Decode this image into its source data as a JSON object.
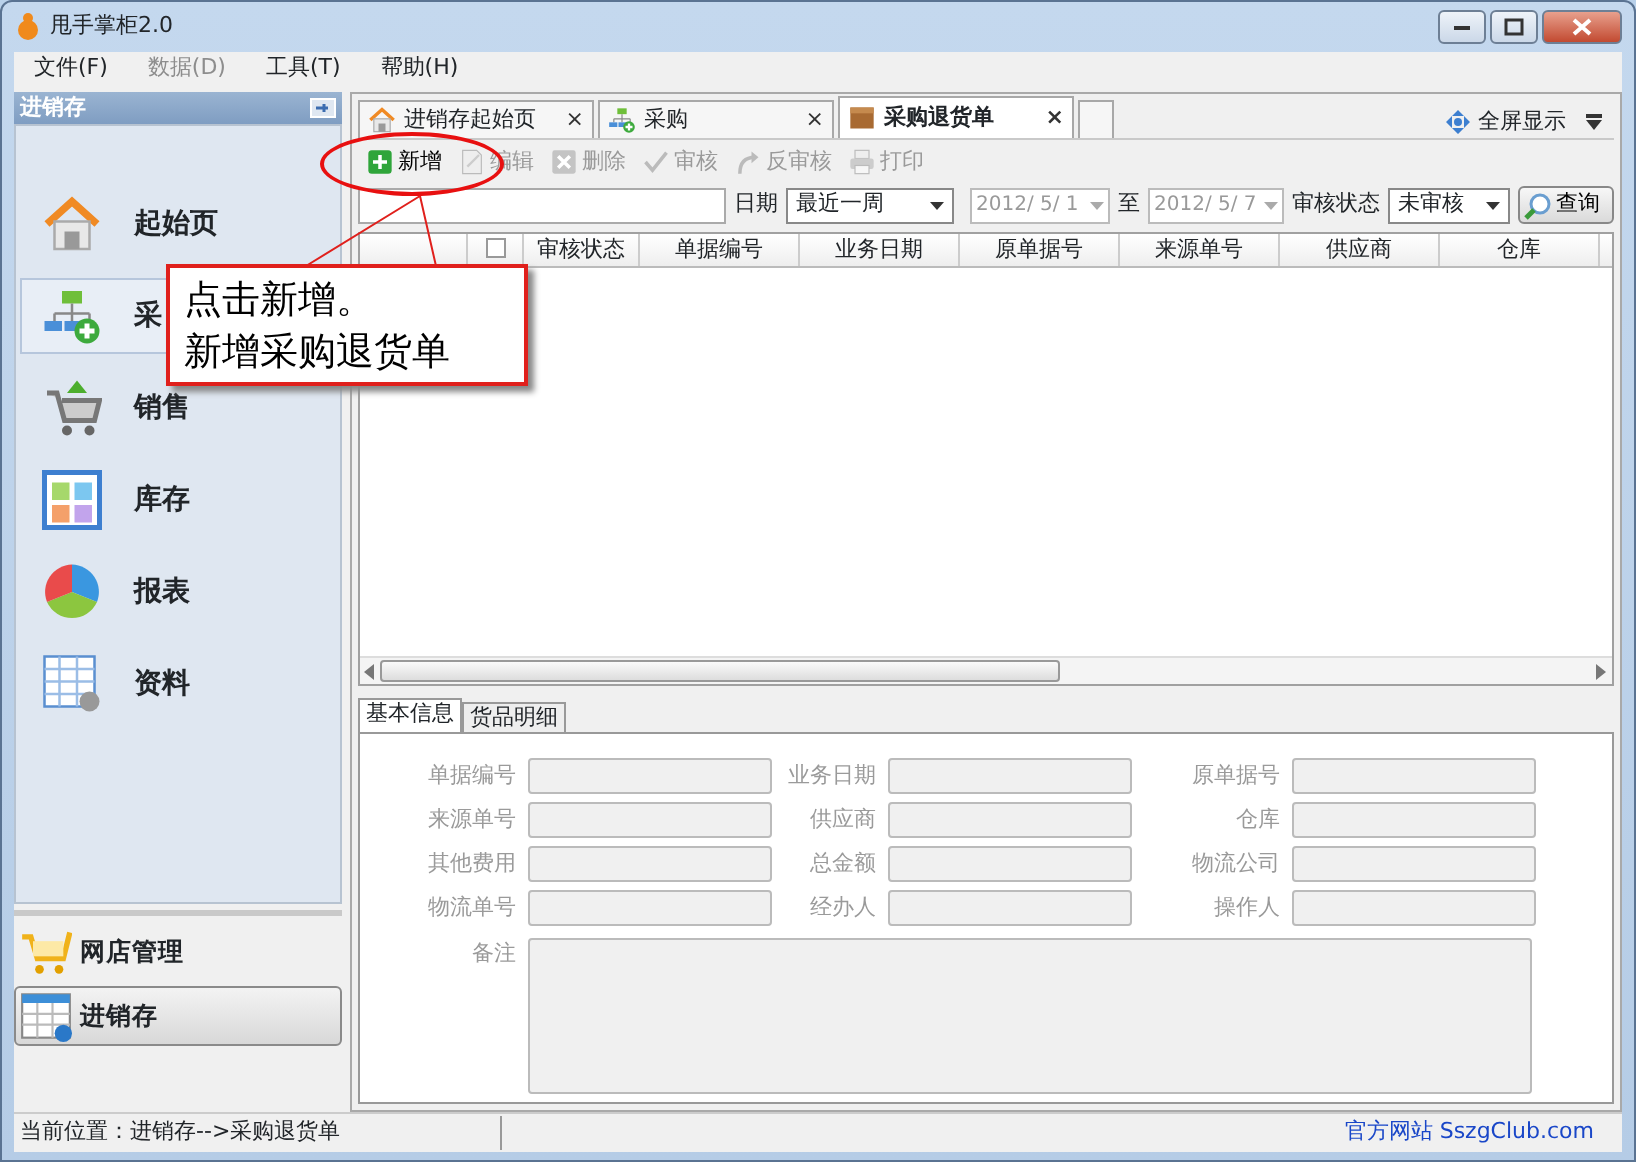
{
  "window": {
    "title": "甩手掌柜2.0"
  },
  "menu": [
    {
      "label": "文件(F)",
      "disabled": false
    },
    {
      "label": "数据(D)",
      "disabled": true
    },
    {
      "label": "工具(T)",
      "disabled": false
    },
    {
      "label": "帮助(H)",
      "disabled": false
    }
  ],
  "sidebar": {
    "title": "进销存",
    "items": [
      {
        "label": "起始页",
        "kind": "home",
        "selected": false
      },
      {
        "label": "采",
        "kind": "flow",
        "selected": true
      },
      {
        "label": "销售",
        "kind": "cart",
        "selected": false
      },
      {
        "label": "库存",
        "kind": "grid",
        "selected": false
      },
      {
        "label": "报表",
        "kind": "pie",
        "selected": false
      },
      {
        "label": "资料",
        "kind": "sheet",
        "selected": false
      }
    ],
    "modules": [
      {
        "label": "网店管理",
        "kind": "shop",
        "selected": false
      },
      {
        "label": "进销存",
        "kind": "table",
        "selected": true
      }
    ]
  },
  "tabs": [
    {
      "label": "进销存起始页",
      "kind": "home",
      "close": "×",
      "selected": false
    },
    {
      "label": "采购",
      "kind": "flow",
      "close": "×",
      "selected": false
    },
    {
      "label": "采购退货单",
      "kind": "box",
      "close": "×",
      "selected": true
    }
  ],
  "fullscreen": "全屏显示",
  "toolbar": [
    {
      "label": "新增",
      "kind": "add",
      "disabled": false
    },
    {
      "label": "编辑",
      "kind": "edit",
      "disabled": true
    },
    {
      "label": "删除",
      "kind": "delete",
      "disabled": true
    },
    {
      "label": "审核",
      "kind": "check",
      "disabled": true
    },
    {
      "label": "反审核",
      "kind": "undo",
      "disabled": true
    },
    {
      "label": "打印",
      "kind": "print",
      "disabled": true
    }
  ],
  "filter": {
    "date_label": "日期",
    "period": "最近一周",
    "from": "2012/ 5/ 1",
    "to_label": "至",
    "to": "2012/ 5/ 7",
    "status_label": "审核状态",
    "status": "未审核",
    "query": "查询"
  },
  "grid": {
    "select_all_checked": false,
    "columns": [
      "审核状态",
      "单据编号",
      "业务日期",
      "原单据号",
      "来源单号",
      "供应商",
      "仓库"
    ]
  },
  "detail_tabs": [
    {
      "label": "基本信息",
      "selected": true
    },
    {
      "label": "货品明细",
      "selected": false
    }
  ],
  "fields": [
    {
      "label": "单据编号"
    },
    {
      "label": "业务日期"
    },
    {
      "label": "原单据号"
    },
    {
      "label": "来源单号"
    },
    {
      "label": "供应商"
    },
    {
      "label": "仓库"
    },
    {
      "label": "其他费用"
    },
    {
      "label": "总金额"
    },
    {
      "label": "物流公司"
    },
    {
      "label": "物流单号"
    },
    {
      "label": "经办人"
    },
    {
      "label": "操作人"
    }
  ],
  "remarks_label": "备注",
  "status_bar": {
    "location": "当前位置：进销存-->采购退货单",
    "website": "官方网站 SszgClub.com"
  },
  "callout": {
    "lines": [
      "点击新增。",
      "新增采购退货单"
    ]
  }
}
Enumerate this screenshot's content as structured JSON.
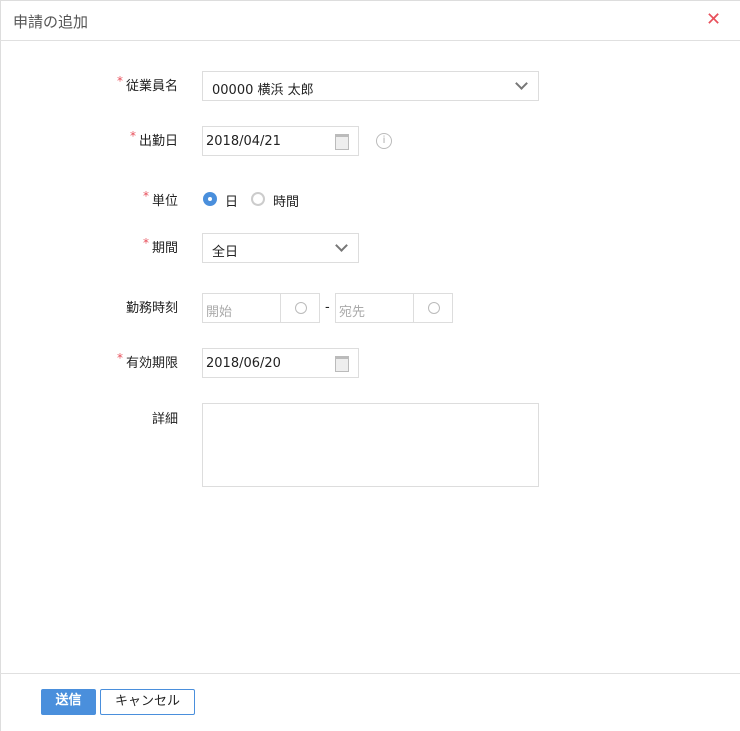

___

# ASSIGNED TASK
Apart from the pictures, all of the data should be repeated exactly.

# SOLUTION TO THIS TASK
Decode this image into its source data as a JSON object.
{
  "window": {
    "title": "甩手掌柜2.0"
  },
  "menu": [
    {
      "label": "文件(F)",
      "disabled": false
    },
    {
      "label": "数据(D)",
      "disabled": true
    },
    {
      "label": "工具(T)",
      "disabled": false
    },
    {
      "label": "帮助(H)",
      "disabled": false
    }
  ],
  "sidebar": {
    "title": "进销存",
    "items": [
      {
        "label": "起始页",
        "kind": "home",
        "selected": false
      },
      {
        "label": "采",
        "kind": "flow",
        "selected": true
      },
      {
        "label": "销售",
        "kind": "cart",
        "selected": false
      },
      {
        "label": "库存",
        "kind": "grid",
        "selected": false
      },
      {
        "label": "报表",
        "kind": "pie",
        "selected": false
      },
      {
        "label": "资料",
        "kind": "sheet",
        "selected": false
      }
    ],
    "modules": [
      {
        "label": "网店管理",
        "kind": "shop",
        "selected": false
      },
      {
        "label": "进销存",
        "kind": "table",
        "selected": true
      }
    ]
  },
  "tabs": [
    {
      "label": "进销存起始页",
      "kind": "home",
      "close": "×",
      "selected": false
    },
    {
      "label": "采购",
      "kind": "flow",
      "close": "×",
      "selected": false
    },
    {
      "label": "采购退货单",
      "kind": "box",
      "close": "×",
      "selected": true
    }
  ],
  "fullscreen": "全屏显示",
  "toolbar": [
    {
      "label": "新增",
      "kind": "add",
      "disabled": false
    },
    {
      "label": "编辑",
      "kind": "edit",
      "disabled": true
    },
    {
      "label": "删除",
      "kind": "delete",
      "disabled": true
    },
    {
      "label": "审核",
      "kind": "check",
      "disabled": true
    },
    {
      "label": "反审核",
      "kind": "undo",
      "disabled": true
    },
    {
      "label": "打印",
      "kind": "print",
      "disabled": true
    }
  ],
  "filter": {
    "date_label": "日期",
    "period": "最近一周",
    "from": "2012/ 5/ 1",
    "to_label": "至",
    "to": "2012/ 5/ 7",
    "status_label": "审核状态",
    "status": "未审核",
    "query": "查询"
  },
  "grid": {
    "select_all_checked": false,
    "columns": [
      "审核状态",
      "单据编号",
      "业务日期",
      "原单据号",
      "来源单号",
      "供应商",
      "仓库"
    ]
  },
  "detail_tabs": [
    {
      "label": "基本信息",
      "selected": true
    },
    {
      "label": "货品明细",
      "selected": false
    }
  ],
  "fields": [
    {
      "label": "单据编号"
    },
    {
      "label": "业务日期"
    },
    {
      "label": "原单据号"
    },
    {
      "label": "来源单号"
    },
    {
      "label": "供应商"
    },
    {
      "label": "仓库"
    },
    {
      "label": "其他费用"
    },
    {
      "label": "总金额"
    },
    {
      "label": "物流公司"
    },
    {
      "label": "物流单号"
    },
    {
      "label": "经办人"
    },
    {
      "label": "操作人"
    }
  ],
  "remarks_label": "备注",
  "status_bar": {
    "location": "当前位置：进销存-->采购退货单",
    "website": "官方网站 SszgClub.com"
  },
  "callout": {
    "lines": [
      "点击新增。",
      "新增采购退货单"
    ]
  }
}
Enumerate this screenshot's content as structured JSON.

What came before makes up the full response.